The most interesting part of The Fires of Pompeii, I think, is the way David Tennant pitches that line, “TARDIS, Time Lord, Yes”. It’d be quite easy to play that in a more comedic way – certainly, Catherine Tate does it with a sort of affronted air that makes it feel a little like a punchline – but it’s not the choice he makes. No, instead he really snarls it, leaning into the arrogance and the superiority; he is in charge, and he’s demanding she acknowledge that, demanding she acquiesce to him.
That’s the more engaging way to look at The Fires of Pompeii – a study in the Tenth Doctor’s arrogance. It’s palpable, seeping off the screen; he’s patrician and condescending, and so screamingly steadfast in his convictions. In turn, it’s this that alienates him and makes him monstrous, turning a blind eye as people perish all around him. It’s actually quite horrifying to see the Doctor leave, the sound of the TARDIS transformed into something threatening as he nearly leaves Donna behind. Of course Donna doesn’t agree with the Doctor, even after pushing the button with him. (Why did she do it, then? So he didn’t have to do it alone. That’s a fascinating detail about her character, there.) You could quite easily imagine something like this used as the basis for a Kill the Moon style confrontation between the Doctor and a companion; there’s something genuinely quite awful about it all. For all that people talk about the Davies era as being about framing the Doctor as a lonely god, it feels quite rare for them to discuss it in terms of this episode – when The Fires of Pompeii is, surely moreso than any other story of his tenure, the piece that most emphasises the gulf between the Doctor and everyone around him.
I almost wish, really, that the episode had been more willing to commit to that, to be a little more critical of the Doctor in that regard. It’s a far more compelling way to look at these time travel parables, I think, throwing up much more to consider than a trolley problem – you sort of wonder, really, what The Fires of Pompeii might have looked like as a contemplative late series episode rather than a big, broad part of the series launch.

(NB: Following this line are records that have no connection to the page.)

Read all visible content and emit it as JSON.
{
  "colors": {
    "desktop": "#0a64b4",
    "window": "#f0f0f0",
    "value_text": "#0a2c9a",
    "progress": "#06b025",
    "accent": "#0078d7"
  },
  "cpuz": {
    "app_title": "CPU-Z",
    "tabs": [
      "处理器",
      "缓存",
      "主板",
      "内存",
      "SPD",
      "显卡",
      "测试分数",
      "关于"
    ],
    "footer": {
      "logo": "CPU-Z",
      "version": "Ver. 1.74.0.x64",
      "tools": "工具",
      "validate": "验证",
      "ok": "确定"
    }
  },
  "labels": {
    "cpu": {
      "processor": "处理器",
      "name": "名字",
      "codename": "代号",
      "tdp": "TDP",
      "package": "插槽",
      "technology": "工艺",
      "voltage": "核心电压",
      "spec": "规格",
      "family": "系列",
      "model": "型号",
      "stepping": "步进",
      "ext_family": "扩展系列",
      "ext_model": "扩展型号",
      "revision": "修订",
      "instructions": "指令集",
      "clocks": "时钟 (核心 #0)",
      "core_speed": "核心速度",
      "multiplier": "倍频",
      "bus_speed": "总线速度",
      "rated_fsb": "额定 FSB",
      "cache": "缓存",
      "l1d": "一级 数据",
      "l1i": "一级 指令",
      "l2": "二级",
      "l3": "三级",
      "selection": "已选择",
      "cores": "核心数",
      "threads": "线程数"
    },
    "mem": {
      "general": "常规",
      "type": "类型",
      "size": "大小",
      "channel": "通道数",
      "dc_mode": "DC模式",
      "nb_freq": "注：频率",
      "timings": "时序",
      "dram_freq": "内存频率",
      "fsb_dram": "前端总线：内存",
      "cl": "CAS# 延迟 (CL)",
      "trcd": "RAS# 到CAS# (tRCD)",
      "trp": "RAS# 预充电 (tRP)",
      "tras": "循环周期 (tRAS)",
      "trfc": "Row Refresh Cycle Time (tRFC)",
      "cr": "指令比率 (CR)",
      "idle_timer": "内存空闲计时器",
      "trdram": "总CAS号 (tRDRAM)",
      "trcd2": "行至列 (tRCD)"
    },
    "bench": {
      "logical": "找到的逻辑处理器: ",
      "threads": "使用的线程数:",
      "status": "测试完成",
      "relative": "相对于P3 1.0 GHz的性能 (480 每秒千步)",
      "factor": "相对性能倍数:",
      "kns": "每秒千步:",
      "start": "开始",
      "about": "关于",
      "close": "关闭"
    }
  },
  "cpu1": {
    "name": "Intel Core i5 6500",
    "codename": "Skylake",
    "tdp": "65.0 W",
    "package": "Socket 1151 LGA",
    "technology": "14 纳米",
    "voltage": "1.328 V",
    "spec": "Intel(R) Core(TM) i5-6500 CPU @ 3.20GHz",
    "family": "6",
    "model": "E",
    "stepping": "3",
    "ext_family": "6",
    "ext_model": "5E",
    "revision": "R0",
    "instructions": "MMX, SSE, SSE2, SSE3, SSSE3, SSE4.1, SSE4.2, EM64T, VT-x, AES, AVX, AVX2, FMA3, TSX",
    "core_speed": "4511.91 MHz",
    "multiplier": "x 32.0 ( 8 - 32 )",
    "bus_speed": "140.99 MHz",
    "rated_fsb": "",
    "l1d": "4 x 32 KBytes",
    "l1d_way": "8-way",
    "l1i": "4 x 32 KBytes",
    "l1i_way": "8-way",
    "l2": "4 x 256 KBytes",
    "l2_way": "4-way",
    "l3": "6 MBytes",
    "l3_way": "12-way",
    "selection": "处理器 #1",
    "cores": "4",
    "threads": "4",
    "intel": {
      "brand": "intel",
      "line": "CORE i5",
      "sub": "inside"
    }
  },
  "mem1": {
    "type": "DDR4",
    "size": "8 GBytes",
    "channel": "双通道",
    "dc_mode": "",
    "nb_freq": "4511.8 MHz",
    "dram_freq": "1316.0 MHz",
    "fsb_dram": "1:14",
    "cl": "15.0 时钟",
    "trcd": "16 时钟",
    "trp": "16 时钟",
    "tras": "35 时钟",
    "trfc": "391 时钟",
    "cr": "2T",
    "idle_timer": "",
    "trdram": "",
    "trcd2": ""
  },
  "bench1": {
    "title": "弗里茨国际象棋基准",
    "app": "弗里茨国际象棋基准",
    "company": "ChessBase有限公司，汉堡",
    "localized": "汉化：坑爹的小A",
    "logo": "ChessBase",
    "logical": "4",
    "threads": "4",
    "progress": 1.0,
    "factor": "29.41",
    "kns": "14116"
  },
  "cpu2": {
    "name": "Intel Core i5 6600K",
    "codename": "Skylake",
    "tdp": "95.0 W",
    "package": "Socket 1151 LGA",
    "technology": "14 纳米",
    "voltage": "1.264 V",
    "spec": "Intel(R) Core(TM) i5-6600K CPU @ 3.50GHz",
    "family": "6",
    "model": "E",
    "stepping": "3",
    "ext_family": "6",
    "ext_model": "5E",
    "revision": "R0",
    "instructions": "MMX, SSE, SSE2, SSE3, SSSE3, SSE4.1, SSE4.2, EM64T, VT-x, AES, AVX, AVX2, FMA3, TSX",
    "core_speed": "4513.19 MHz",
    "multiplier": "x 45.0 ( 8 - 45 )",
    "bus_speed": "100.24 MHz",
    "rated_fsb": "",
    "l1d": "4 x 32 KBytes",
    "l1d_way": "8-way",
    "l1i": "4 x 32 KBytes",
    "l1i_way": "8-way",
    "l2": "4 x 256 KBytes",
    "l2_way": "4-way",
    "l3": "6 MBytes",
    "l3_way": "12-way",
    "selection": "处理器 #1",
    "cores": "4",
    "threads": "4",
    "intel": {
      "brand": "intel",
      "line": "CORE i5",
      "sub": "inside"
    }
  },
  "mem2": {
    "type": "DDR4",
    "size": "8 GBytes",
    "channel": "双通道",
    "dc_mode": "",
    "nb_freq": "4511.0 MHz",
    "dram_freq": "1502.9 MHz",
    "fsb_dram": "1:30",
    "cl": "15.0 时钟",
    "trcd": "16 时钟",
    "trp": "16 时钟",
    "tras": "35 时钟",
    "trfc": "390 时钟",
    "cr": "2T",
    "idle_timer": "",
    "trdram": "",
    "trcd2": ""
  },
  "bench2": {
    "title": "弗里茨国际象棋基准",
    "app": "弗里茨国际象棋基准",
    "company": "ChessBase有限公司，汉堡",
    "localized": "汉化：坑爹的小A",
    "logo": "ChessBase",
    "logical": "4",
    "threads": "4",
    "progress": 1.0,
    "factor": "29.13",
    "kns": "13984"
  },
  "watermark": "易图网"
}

The grace note, of course, is supposed to be the moment where the Doctor saves Caecillius and his family. But what makes Caecillius so worth saving? It’s that he and his family were the supporting cast, the only people the Doctor and Donna got to know. It’s that he’s got the famous face of Peter Capaldi, the actor the audience are going to recognise. If you like, it’s that he’s got the future face of the Twelfth Doctor, marking him apart from everyone else in much the same way the episode stresses the Tenth Doctor’s separation from humanity.
There’s little about what the Doctor says to Caecillius at the end that you’d describe as comforting. It’s not the caring conversation that Donna has with Evaline; it’s about the long lens of history, contextualising them as ants next to a giant. It’s cold, without empathy, while Caecillius stands and watches and cries – thinking, perhaps, about friends and colleagues and people he passed on the street and people he didn’t meet. Saving Caecillius isn’t kind, it’s fickle, and arbitrary, and ultimately just down to a whim. To be at the mercy of someone like that? Talk about cruel and unusual. The joke at the end is that Caecillius and his family didn’t understand the Doctor and Donna, thinking of them as gods – but maybe that’s a more accurate way of looking at them, in the end.
A few years later, when Peter Capaldi popped up again and turned out to be the best Doctor Who we’ve ever had, they returned back to this episode to explain it away. Why does the Doctor have Caecillius’ face now? As a reminder to save the little people. But is that what he did here? In a way, it feels much closer to that speech in Boom Town, about how every now and then even the worst monster will spare someone just to make themselves feel better.
Ultimately, then, I think The Fires of Pompeii is a very good episode – but one that’s often celebrated for the things it’s not actually doing.